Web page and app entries
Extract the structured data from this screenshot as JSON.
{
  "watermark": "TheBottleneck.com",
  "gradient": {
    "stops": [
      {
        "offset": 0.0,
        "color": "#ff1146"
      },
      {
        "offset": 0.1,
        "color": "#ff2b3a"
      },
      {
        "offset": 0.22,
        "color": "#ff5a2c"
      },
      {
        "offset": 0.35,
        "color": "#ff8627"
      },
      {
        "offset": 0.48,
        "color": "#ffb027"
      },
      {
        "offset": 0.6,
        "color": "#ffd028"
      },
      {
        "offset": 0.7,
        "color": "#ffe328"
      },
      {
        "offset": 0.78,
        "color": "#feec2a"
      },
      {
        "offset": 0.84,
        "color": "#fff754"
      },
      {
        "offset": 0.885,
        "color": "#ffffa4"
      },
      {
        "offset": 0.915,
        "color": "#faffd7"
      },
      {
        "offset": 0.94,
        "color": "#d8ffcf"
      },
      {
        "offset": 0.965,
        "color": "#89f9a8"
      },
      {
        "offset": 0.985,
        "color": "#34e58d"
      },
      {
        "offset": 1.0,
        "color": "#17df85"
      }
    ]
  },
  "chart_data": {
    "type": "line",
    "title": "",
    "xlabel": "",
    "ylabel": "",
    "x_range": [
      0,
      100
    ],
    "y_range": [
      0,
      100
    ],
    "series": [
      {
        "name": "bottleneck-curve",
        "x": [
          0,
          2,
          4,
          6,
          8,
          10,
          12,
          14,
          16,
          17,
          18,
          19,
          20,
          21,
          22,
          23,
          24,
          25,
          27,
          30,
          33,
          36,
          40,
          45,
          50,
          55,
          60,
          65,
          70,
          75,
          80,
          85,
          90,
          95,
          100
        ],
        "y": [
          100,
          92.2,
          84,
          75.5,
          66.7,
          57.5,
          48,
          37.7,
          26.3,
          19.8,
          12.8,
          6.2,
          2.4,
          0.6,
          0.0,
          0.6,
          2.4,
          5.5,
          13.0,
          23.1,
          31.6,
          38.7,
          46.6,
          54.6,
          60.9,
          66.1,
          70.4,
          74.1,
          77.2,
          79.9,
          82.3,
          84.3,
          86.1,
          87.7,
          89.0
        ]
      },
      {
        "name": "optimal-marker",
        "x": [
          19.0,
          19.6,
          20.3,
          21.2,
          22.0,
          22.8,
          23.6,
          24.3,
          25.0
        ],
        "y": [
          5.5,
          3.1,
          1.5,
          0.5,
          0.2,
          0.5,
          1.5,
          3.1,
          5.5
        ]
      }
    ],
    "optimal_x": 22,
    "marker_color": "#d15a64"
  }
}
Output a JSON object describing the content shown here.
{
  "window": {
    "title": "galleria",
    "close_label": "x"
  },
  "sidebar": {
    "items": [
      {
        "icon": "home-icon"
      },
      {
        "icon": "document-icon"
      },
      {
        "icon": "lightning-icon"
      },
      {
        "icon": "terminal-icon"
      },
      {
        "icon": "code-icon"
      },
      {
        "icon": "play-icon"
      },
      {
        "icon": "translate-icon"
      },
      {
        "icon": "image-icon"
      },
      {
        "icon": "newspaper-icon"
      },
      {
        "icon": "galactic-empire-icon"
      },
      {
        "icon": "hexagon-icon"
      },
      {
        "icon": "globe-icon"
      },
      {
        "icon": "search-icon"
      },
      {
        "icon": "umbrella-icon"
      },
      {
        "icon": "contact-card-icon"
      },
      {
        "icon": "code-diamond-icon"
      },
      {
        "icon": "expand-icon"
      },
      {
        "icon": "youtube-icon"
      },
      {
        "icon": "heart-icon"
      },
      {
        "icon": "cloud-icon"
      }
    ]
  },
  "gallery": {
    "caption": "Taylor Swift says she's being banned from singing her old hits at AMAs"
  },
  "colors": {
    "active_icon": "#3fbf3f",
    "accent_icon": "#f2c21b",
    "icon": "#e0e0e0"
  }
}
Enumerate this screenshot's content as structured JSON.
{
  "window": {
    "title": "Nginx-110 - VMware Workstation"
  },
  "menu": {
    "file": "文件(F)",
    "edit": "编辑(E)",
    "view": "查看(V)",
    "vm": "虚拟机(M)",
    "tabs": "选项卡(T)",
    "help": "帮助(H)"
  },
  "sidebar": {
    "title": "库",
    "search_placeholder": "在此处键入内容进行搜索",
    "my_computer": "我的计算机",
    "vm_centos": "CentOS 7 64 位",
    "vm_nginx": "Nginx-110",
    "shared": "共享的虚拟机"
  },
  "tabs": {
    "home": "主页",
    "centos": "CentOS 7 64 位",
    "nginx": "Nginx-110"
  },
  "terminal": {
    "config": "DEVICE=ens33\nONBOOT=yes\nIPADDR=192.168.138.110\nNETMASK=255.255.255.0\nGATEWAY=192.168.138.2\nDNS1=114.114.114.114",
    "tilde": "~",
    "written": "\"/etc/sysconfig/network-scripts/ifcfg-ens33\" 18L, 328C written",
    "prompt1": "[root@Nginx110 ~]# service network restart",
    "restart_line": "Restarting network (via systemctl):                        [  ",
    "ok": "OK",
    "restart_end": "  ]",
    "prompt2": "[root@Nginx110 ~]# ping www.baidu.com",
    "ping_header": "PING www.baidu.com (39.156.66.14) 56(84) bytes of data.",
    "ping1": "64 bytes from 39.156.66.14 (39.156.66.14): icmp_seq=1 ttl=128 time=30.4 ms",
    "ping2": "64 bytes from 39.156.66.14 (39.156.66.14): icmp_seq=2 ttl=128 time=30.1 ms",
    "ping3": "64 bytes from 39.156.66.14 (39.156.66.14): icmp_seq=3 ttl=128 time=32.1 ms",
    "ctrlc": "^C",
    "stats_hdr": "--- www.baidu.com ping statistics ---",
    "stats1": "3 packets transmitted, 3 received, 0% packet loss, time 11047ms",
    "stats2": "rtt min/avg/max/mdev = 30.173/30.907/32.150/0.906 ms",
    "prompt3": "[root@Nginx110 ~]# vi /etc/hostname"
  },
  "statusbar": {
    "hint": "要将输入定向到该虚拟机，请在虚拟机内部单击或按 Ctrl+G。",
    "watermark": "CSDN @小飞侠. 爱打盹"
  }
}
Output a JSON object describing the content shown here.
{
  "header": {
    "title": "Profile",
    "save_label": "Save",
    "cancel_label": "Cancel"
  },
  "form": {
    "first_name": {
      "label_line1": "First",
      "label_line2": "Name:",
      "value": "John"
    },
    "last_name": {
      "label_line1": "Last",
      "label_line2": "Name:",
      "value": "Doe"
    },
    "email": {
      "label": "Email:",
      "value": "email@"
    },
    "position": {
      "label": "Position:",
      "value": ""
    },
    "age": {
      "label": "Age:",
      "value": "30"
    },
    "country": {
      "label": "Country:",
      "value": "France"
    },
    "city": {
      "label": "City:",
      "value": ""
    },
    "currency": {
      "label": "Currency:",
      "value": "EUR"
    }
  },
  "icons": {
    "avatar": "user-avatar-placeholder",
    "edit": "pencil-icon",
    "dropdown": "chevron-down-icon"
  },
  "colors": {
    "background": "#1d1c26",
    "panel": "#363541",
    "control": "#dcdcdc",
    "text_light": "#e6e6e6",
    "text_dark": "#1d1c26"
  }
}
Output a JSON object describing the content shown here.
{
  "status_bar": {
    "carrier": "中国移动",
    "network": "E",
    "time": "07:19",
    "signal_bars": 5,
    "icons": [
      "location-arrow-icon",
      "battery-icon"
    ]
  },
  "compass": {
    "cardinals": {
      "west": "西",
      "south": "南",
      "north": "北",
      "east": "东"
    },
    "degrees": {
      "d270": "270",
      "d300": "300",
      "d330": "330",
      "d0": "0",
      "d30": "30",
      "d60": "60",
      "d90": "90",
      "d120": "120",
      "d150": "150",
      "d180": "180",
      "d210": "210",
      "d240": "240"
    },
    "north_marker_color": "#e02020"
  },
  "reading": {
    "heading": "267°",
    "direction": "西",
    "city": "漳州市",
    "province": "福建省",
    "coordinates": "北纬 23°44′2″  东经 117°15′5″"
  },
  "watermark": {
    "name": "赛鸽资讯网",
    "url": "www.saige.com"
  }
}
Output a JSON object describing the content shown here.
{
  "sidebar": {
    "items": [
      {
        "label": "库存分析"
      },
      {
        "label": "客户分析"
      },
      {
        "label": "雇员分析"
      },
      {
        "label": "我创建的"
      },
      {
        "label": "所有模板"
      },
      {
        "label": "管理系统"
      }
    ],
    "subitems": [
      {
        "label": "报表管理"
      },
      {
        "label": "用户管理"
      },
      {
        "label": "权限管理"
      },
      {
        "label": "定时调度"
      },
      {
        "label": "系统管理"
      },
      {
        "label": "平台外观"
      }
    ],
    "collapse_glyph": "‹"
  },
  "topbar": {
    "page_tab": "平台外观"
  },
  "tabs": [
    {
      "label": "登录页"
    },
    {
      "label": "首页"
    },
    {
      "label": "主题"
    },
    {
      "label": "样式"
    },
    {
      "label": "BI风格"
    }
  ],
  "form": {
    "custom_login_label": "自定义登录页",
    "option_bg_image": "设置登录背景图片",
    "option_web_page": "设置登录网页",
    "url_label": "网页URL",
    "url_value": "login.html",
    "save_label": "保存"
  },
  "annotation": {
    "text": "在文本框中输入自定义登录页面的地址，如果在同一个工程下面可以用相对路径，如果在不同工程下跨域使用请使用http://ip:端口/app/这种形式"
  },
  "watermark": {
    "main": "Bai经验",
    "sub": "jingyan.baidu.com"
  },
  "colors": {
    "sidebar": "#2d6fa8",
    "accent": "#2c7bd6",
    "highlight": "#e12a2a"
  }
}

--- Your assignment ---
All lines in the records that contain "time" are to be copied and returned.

--- Exercise response ---
    "ping1": "64 bytes from 39.156.66.14 (39.156.66.14): icmp_seq=1 ttl=128 time=30.4 ms",
    "ping2": "64 bytes from 39.156.66.14 (39.156.66.14): icmp_seq=2 ttl=128 time=30.1 ms",
    "ping3": "64 bytes from 39.156.66.14 (39.156.66.14): icmp_seq=3 ttl=128 time=32.1 ms",
    "stats1": "3 packets transmitted, 3 received, 0% packet loss, time 11047ms",
    "time": "07:19",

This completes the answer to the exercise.